+++ Record excerpts

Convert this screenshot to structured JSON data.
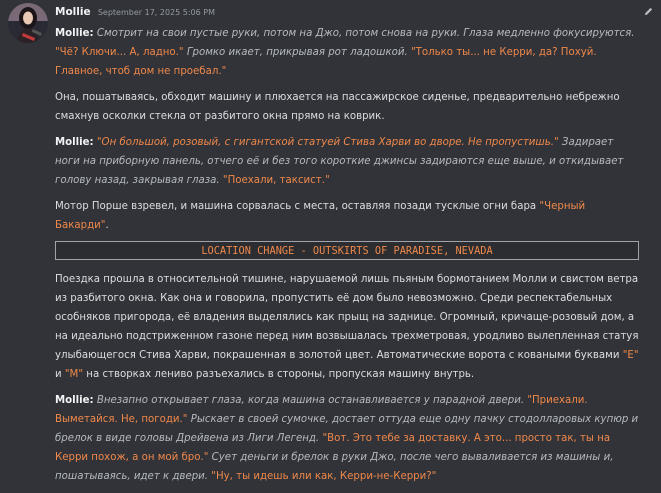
{
  "message": {
    "username": "Mollie",
    "timestamp": "September 17, 2025 5:06 PM",
    "p1": {
      "speaker": "Mollie:",
      "a1": "Смотрит на свои пустые руки, потом на Джо, потом снова на руки. Глаза медленно фокусируются.",
      "q1": "\"Чё? Ключи... А, ладно.\"",
      "a2": "Громко икает, прикрывая рот ладошкой.",
      "q2": "\"Только ты... не Керри, да? Похуй. Главное, чтоб дом не проебал.\""
    },
    "p2": "Она, пошатываясь, обходит машину и плюхается на пассажирское сиденье, предварительно небрежно смахнув осколки стекла от разбитого окна прямо на коврик.",
    "p3": {
      "speaker": "Mollie:",
      "q1": "\"Он большой, розовый, с гигантской статуей Стива Харви во дворе. Не пропустишь.\"",
      "a1": "Задирает ноги на приборную панель, отчего её и без того короткие джинсы задираются еще выше, и откидывает голову назад, закрывая глаза.",
      "q2": "\"Поехали, таксист.\""
    },
    "p4": {
      "text": "Мотор Порше взревел, и машина сорвалась с места, оставляя позади тусклые огни бара",
      "highlight": "\"Черный Бакарди\"",
      "end": "."
    },
    "location": "LOCATION CHANGE - OUTSKIRTS OF PARADISE, NEVADA",
    "p5": {
      "text": "Поездка прошла в относительной тишине, нарушаемой лишь пьяным бормотанием Молли и свистом ветра из разбитого окна. Как она и говорила, пропустить её дом было невозможно. Среди респектабельных особняков пригорода, её владения выделялись как прыщ на заднице. Огромный, кричаще-розовый дом, а на идеально подстриженном газоне перед ним возвышалась трехметровая, уродливо вылепленная статуя улыбающегося Стива Харви, покрашенная в золотой цвет. Автоматические ворота с коваными буквами",
      "e": "\"E\"",
      "and": "и",
      "m": "\"M\"",
      "end": "на створках лениво разъехались в стороны, пропуская машину внутрь."
    },
    "p6": {
      "speaker": "Mollie:",
      "a1": "Внезапно открывает глаза, когда машина останавливается у парадной двери.",
      "q1": "\"Приехали. Выметайся. Не, погоди.\"",
      "a2": "Рыскает в своей сумочке, достает оттуда еще одну пачку стодолларовых купюр и брелок в виде головы Дрейвена из Лиги Легенд.",
      "q2": "\"Вот. Это тебе за доставку. А это... просто так, ты на Керри похож, а он мой бро.\"",
      "a3": "Сует деньги и брелок в руки Джо, после чего вываливается из машины и, пошатываясь, идет к двери.",
      "q3": "\"Ну, ты идешь или как, Керри-не-Керри?\""
    }
  },
  "icons": {
    "edit": "pencil-icon",
    "avatar": "avatar"
  },
  "colors": {
    "background": "#313338",
    "quote": "#f0884a",
    "action": "#b5bac1",
    "text": "#dbdee1"
  }
}
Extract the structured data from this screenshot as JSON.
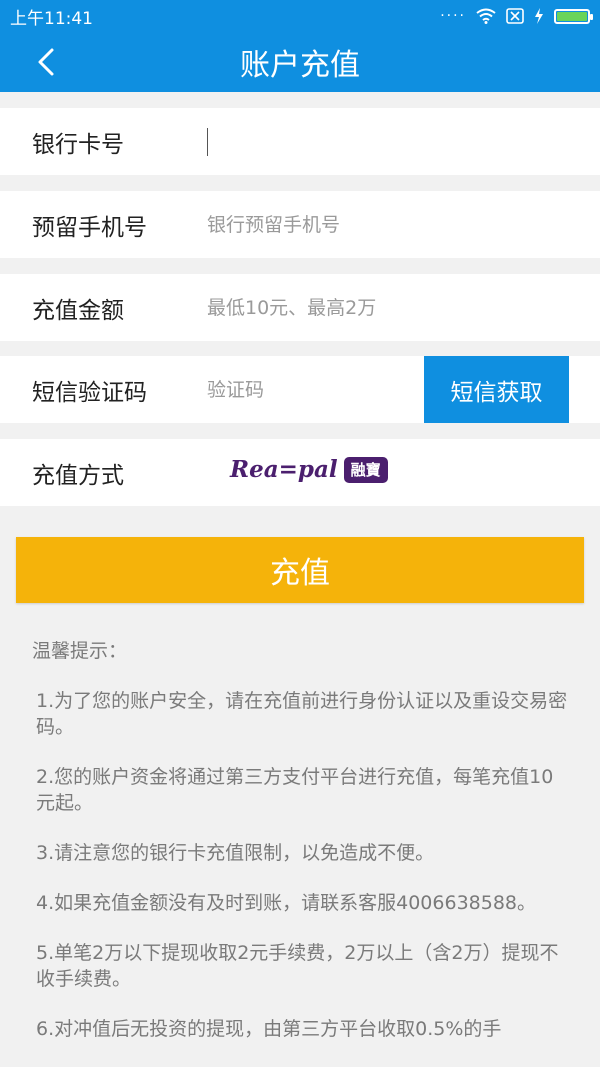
{
  "status_bar": {
    "time": "上午11:41",
    "signal_dots": "····",
    "battery_level": 0.95
  },
  "nav": {
    "title": "账户充值"
  },
  "form": {
    "card_label": "银行卡号",
    "card_value": "",
    "phone_label": "预留手机号",
    "phone_placeholder": "银行预留手机号",
    "amount_label": "充值金额",
    "amount_placeholder": "最低10元、最高2万",
    "sms_label": "短信验证码",
    "sms_placeholder": "验证码",
    "sms_button": "短信获取",
    "method_label": "充值方式",
    "method_logo_text": "Rea=pal",
    "method_logo_badge": "融寶"
  },
  "submit_label": "充值",
  "tips": {
    "title": "温馨提示：",
    "items": [
      "1.为了您的账户安全，请在充值前进行身份认证以及重设交易密码。",
      "2.您的账户资金将通过第三方支付平台进行充值，每笔充值10元起。",
      "3.请注意您的银行卡充值限制，以免造成不便。",
      "4.如果充值金额没有及时到账，请联系客服4006638588。",
      "5.单笔2万以下提现收取2元手续费，2万以上（含2万）提现不收手续费。",
      "6.对冲值后无投资的提现，由第三方平台收取0.5%的手"
    ]
  },
  "colors": {
    "primary": "#0f8fe0",
    "accent": "#f5b30a",
    "brand": "#4b1f6e"
  }
}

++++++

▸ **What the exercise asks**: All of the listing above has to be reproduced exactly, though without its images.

▸ **Reply**:
Convert this screenshot to structured JSON data.
{
  "message": {
    "username": "Mollie",
    "timestamp": "September 17, 2025 5:06 PM",
    "p1": {
      "speaker": "Mollie:",
      "a1": "Смотрит на свои пустые руки, потом на Джо, потом снова на руки. Глаза медленно фокусируются.",
      "q1": "\"Чё? Ключи... А, ладно.\"",
      "a2": "Громко икает, прикрывая рот ладошкой.",
      "q2": "\"Только ты... не Керри, да? Похуй. Главное, чтоб дом не проебал.\""
    },
    "p2": "Она, пошатываясь, обходит машину и плюхается на пассажирское сиденье, предварительно небрежно смахнув осколки стекла от разбитого окна прямо на коврик.",
    "p3": {
      "speaker": "Mollie:",
      "q1": "\"Он большой, розовый, с гигантской статуей Стива Харви во дворе. Не пропустишь.\"",
      "a1": "Задирает ноги на приборную панель, отчего её и без того короткие джинсы задираются еще выше, и откидывает голову назад, закрывая глаза.",
      "q2": "\"Поехали, таксист.\""
    },
    "p4": {
      "text": "Мотор Порше взревел, и машина сорвалась с места, оставляя позади тусклые огни бара",
      "highlight": "\"Черный Бакарди\"",
      "end": "."
    },
    "location": "LOCATION CHANGE - OUTSKIRTS OF PARADISE, NEVADA",
    "p5": {
      "text": "Поездка прошла в относительной тишине, нарушаемой лишь пьяным бормотанием Молли и свистом ветра из разбитого окна. Как она и говорила, пропустить её дом было невозможно. Среди респектабельных особняков пригорода, её владения выделялись как прыщ на заднице. Огромный, кричаще-розовый дом, а на идеально подстриженном газоне перед ним возвышалась трехметровая, уродливо вылепленная статуя улыбающегося Стива Харви, покрашенная в золотой цвет. Автоматические ворота с коваными буквами",
      "e": "\"E\"",
      "and": "и",
      "m": "\"M\"",
      "end": "на створках лениво разъехались в стороны, пропуская машину внутрь."
    },
    "p6": {
      "speaker": "Mollie:",
      "a1": "Внезапно открывает глаза, когда машина останавливается у парадной двери.",
      "q1": "\"Приехали. Выметайся. Не, погоди.\"",
      "a2": "Рыскает в своей сумочке, достает оттуда еще одну пачку стодолларовых купюр и брелок в виде головы Дрейвена из Лиги Легенд.",
      "q2": "\"Вот. Это тебе за доставку. А это... просто так, ты на Керри похож, а он мой бро.\"",
      "a3": "Сует деньги и брелок в руки Джо, после чего вываливается из машины и, пошатываясь, идет к двери.",
      "q3": "\"Ну, ты идешь или как, Керри-не-Керри?\""
    }
  },
  "icons": {
    "edit": "pencil-icon",
    "avatar": "avatar"
  },
  "colors": {
    "background": "#313338",
    "quote": "#f0884a",
    "action": "#b5bac1",
    "text": "#dbdee1"
  }
}
Extract the structured data from this screenshot as JSON.
{
  "status_bar": {
    "time": "上午11:41",
    "signal_dots": "····",
    "battery_level": 0.95
  },
  "nav": {
    "title": "账户充值"
  },
  "form": {
    "card_label": "银行卡号",
    "card_value": "",
    "phone_label": "预留手机号",
    "phone_placeholder": "银行预留手机号",
    "amount_label": "充值金额",
    "amount_placeholder": "最低10元、最高2万",
    "sms_label": "短信验证码",
    "sms_placeholder": "验证码",
    "sms_button": "短信获取",
    "method_label": "充值方式",
    "method_logo_text": "Rea=pal",
    "method_logo_badge": "融寶"
  },
  "submit_label": "充值",
  "tips": {
    "title": "温馨提示：",
    "items": [
      "1.为了您的账户安全，请在充值前进行身份认证以及重设交易密码。",
      "2.您的账户资金将通过第三方支付平台进行充值，每笔充值10元起。",
      "3.请注意您的银行卡充值限制，以免造成不便。",
      "4.如果充值金额没有及时到账，请联系客服4006638588。",
      "5.单笔2万以下提现收取2元手续费，2万以上（含2万）提现不收手续费。",
      "6.对冲值后无投资的提现，由第三方平台收取0.5%的手"
    ]
  },
  "colors": {
    "primary": "#0f8fe0",
    "accent": "#f5b30a",
    "brand": "#4b1f6e"
  }
}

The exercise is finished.